Daniel Noyes: Research in cyber security of USB devices

Engineering graduate student Daniel Noyes '15, MS '16 was one of two winners at the Advanced Cyber Security Center's New England conference.

Daniel Noyes
Daniel was one of 15 New England students selected to present at the cyber security conference

Daniel Noyes, a graduate student in electrical and computer engineering, has focused his research on the security of the USB (Universal Serial Bus), one of the most commonly used standards in the computing industry.

In the fall, he was named one of two winners at the Advanced Cyber Security Center’s (ACSC) New England cyber security conference. Daniel was one of 5 UMassD students who were selected to present at the conference. Overall, 15 students from New England colleges and universities took part in the competition.

Daniel presented on USB security and its vulnerabilities to passive and active cyber-attacks. His advisors on the presentation were electrical and computer engineering professors Dr. Hong Liu and Dr. Paul Fortier.

"My interest in USB security originated almost a year ago in Dr. Liu’s Network Security course,” said Daniel, who earned two bachelor's degrees, in computer engineering and electrical engineering, from UMassD's College of Engineering in May 2015.

"This course helped spark my interest in secure communication as well as embedded security. It dawned on me how a communication standard like the USB lacks security."

Ensuring USB security

USBThe Universal Serial Bus (USB)‌ is one of the most commonly used devices in the computer industry today. Through the use of a common connection, USB allows numerous peripheral devices the ability to communicate with each other. The use of this technology spans from printers and storage media to user input devices, such as distributed power sources for cell phones.

"Because these devices are abundant in our everyday lives, ensuring security is essential," Daniel said.

"I think consumers right now know little about how secure the products they use are. But that is slowly changing, and soon consumers will have adequate knowledge to protect themselves as well as the products they use. We see more and more companies offering protection for consumers."
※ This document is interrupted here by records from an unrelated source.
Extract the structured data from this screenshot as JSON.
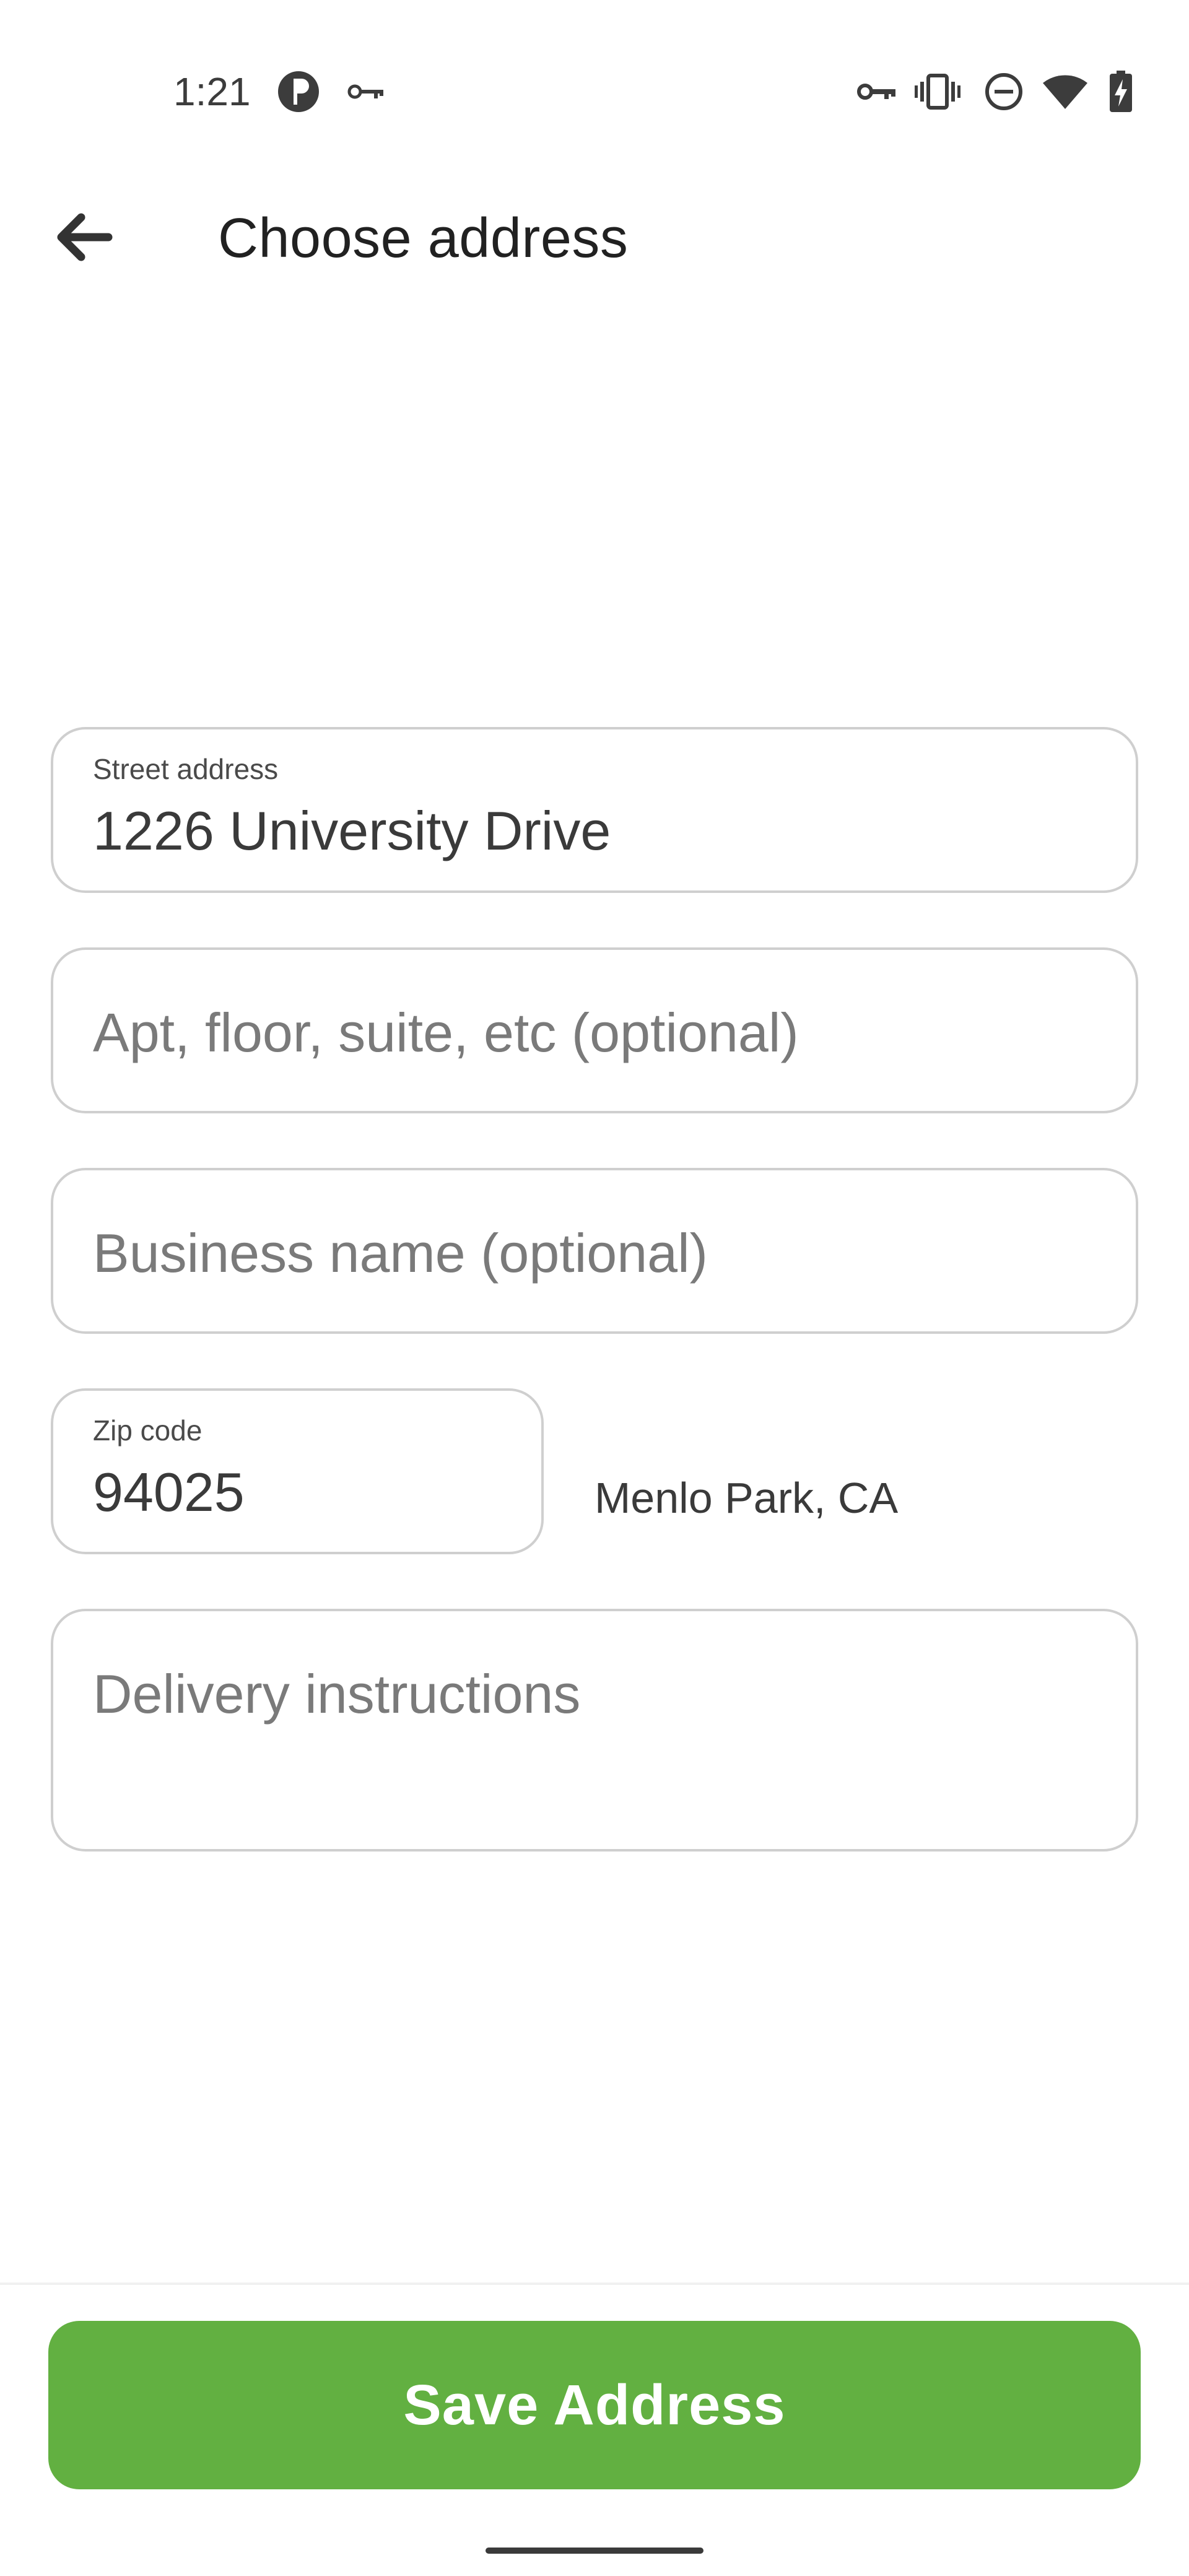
{
  "status_bar": {
    "time": "1:21",
    "left_icons": [
      "app-badge-icon",
      "vpn-key-icon"
    ],
    "right_icons": [
      "vpn-key-icon",
      "vibrate-icon",
      "do-not-disturb-icon",
      "wifi-icon",
      "battery-charging-icon"
    ]
  },
  "app_bar": {
    "back_icon": "arrow-back-icon",
    "title": "Choose address"
  },
  "form": {
    "street": {
      "label": "Street address",
      "value": "1226 University Drive"
    },
    "apt": {
      "placeholder": "Apt, floor, suite, etc (optional)"
    },
    "business": {
      "placeholder": "Business name (optional)"
    },
    "zip": {
      "label": "Zip code",
      "value": "94025"
    },
    "city": "Menlo Park, CA",
    "instructions": {
      "placeholder": "Delivery instructions"
    }
  },
  "actions": {
    "save_label": "Save Address"
  },
  "colors": {
    "primary_button": "#62b041",
    "field_border": "#cfcfcf",
    "placeholder_text": "#7a7a7a"
  }
}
USB devices have the potential to become gateways for malicious software, Daniel noted. Due to these widespread insecurities, methods to protect critical devices are vital. The lack of security in current technology and lack of knowledge by consumers can lead to malicious software and/or individuals obtaining data via unsecure USB lines or other commonly used devices such as printers.
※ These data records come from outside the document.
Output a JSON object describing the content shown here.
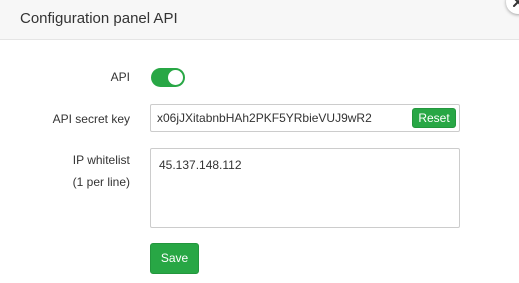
{
  "dialog": {
    "title": "Configuration panel API",
    "close_icon": "close-icon"
  },
  "form": {
    "api_label": "API",
    "api_enabled": true,
    "secret_label": "API secret key",
    "secret_value": "x06jJXitabnbHAh2PKF5YRbieVUJ9wR2",
    "reset_label": "Reset",
    "whitelist_label_line1": "IP whitelist",
    "whitelist_label_line2": "(1 per line)",
    "whitelist_value": "45.137.148.112",
    "save_label": "Save"
  },
  "colors": {
    "accent": "#28a745",
    "header_bg": "#f7f7f7"
  }
}
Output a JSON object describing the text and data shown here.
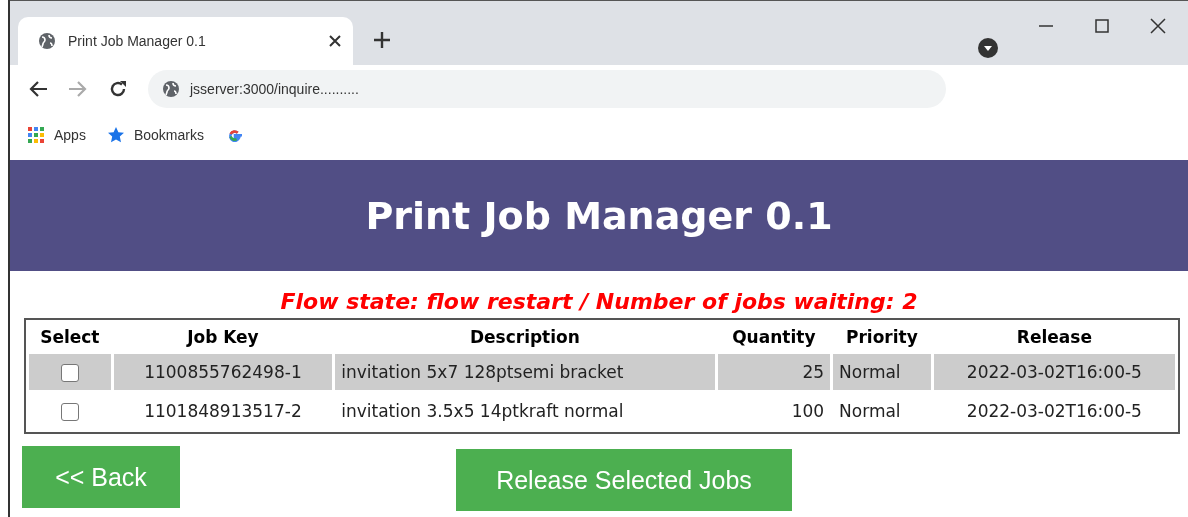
{
  "browser": {
    "tab_title": "Print Job Manager 0.1",
    "address": "jsserver:3000/inquire..........",
    "bookmarks": [
      {
        "kind": "apps",
        "label": "Apps"
      },
      {
        "kind": "star",
        "label": "Bookmarks"
      },
      {
        "kind": "google"
      }
    ]
  },
  "header": {
    "title": "Print Job Manager 0.1"
  },
  "status_line": "Flow state: flow restart / Number of jobs waiting: 2",
  "table": {
    "columns": [
      "Select",
      "Job Key",
      "Description",
      "Quantity",
      "Priority",
      "Release"
    ],
    "rows": [
      {
        "checked": false,
        "highlighted": true,
        "job_key": "1100855762498-1",
        "description": "invitation 5x7 128ptsemi bracket",
        "quantity": "25",
        "priority": "Normal",
        "release": "2022-03-02T16:00-5"
      },
      {
        "checked": false,
        "highlighted": false,
        "job_key": "1101848913517-2",
        "description": "invitation 3.5x5 14ptkraft normal",
        "quantity": "100",
        "priority": "Normal",
        "release": "2022-03-02T16:00-5"
      }
    ]
  },
  "buttons": [
    {
      "kind": "back",
      "label": "<< Back"
    },
    {
      "kind": "release",
      "label": "Release Selected Jobs"
    }
  ]
}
Sniffing out an attack

Daniel’s project aims to analyze the USB protocol regarding vulnerabilities in addition to experimenting with security measurements to protect the USB from both passive and active cyber-attacks. The project looks at various security scenarios and provides a basis to show the potential threat of any information communication using the USB.

Through two experiments, Daniel detailed how ever-expanding technology is creating new frontiers in the encryption security field. Daniel’s first experiment outlined a sniffer attack, a common cyber-attack of software or device that can read, monitor, and capture data. Without encryption, a "sniffer" provides a full view of the data. 
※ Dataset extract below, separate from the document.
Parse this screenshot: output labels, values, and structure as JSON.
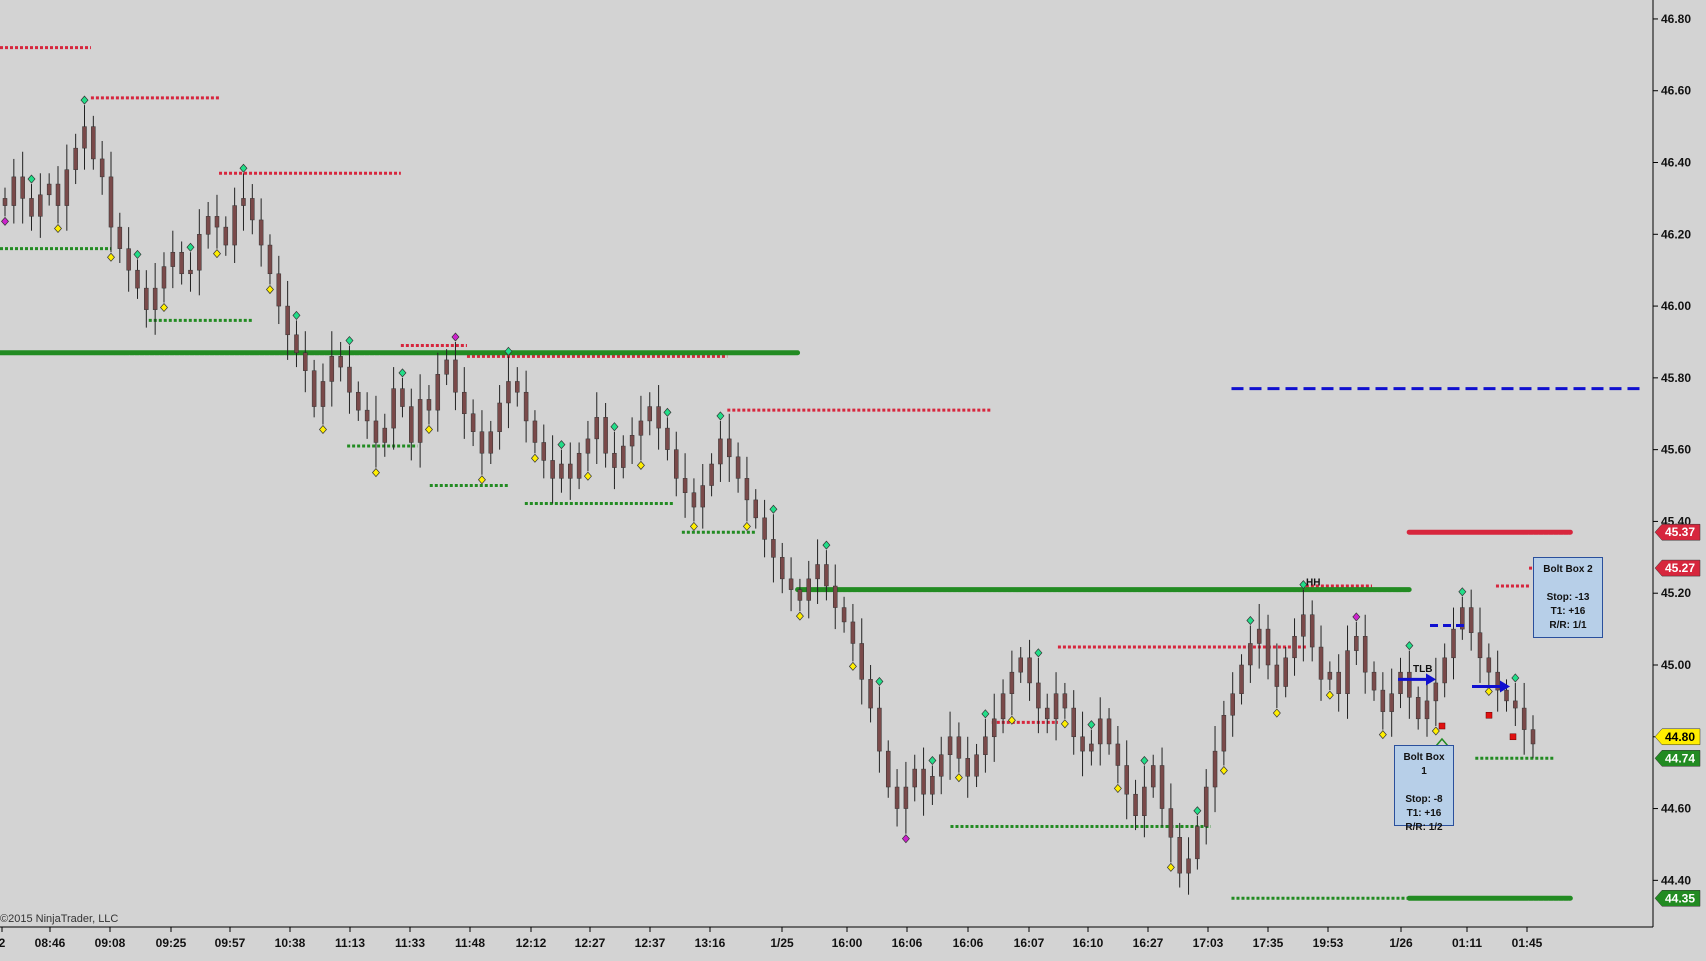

Daniel’s second experiment demonstrated the benefits of additional security overlays through encryption of the USB device. If a user was able to utilize this additional layer of protection, even if an attack was attempted, the malicious software or individual would not be able to collect any sensitive data.

Daniel’s project also outlined the ability of a malicious device to collect data simply through a user’s keyboard input.


College of Engineering, Features - Student Research, Features - Commencement, Features - Graduate